=== INPUT DATA ===
━━━━━━━━━━━━━━━━━━━━━━━━━━━━━━
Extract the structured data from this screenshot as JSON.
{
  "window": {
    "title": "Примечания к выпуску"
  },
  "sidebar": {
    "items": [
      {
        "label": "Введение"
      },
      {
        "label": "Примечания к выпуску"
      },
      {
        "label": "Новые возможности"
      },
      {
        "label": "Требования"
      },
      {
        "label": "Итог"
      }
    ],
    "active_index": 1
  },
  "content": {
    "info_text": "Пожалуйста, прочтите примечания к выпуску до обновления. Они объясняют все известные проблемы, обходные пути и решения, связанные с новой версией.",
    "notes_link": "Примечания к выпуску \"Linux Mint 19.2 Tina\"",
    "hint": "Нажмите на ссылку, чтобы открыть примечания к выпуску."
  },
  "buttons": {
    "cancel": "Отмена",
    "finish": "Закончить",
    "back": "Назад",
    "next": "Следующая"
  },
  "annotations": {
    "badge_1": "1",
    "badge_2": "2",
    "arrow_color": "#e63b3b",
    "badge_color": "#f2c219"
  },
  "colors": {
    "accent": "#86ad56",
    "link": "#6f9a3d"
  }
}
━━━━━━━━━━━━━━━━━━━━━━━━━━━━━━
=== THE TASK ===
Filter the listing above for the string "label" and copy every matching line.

=== TASK RESPONSE ===
        "label": "Введение"
        "label": "Примечания к выпуску"
        "label": "Новые возможности"
        "label": "Требования"
        "label": "Итог"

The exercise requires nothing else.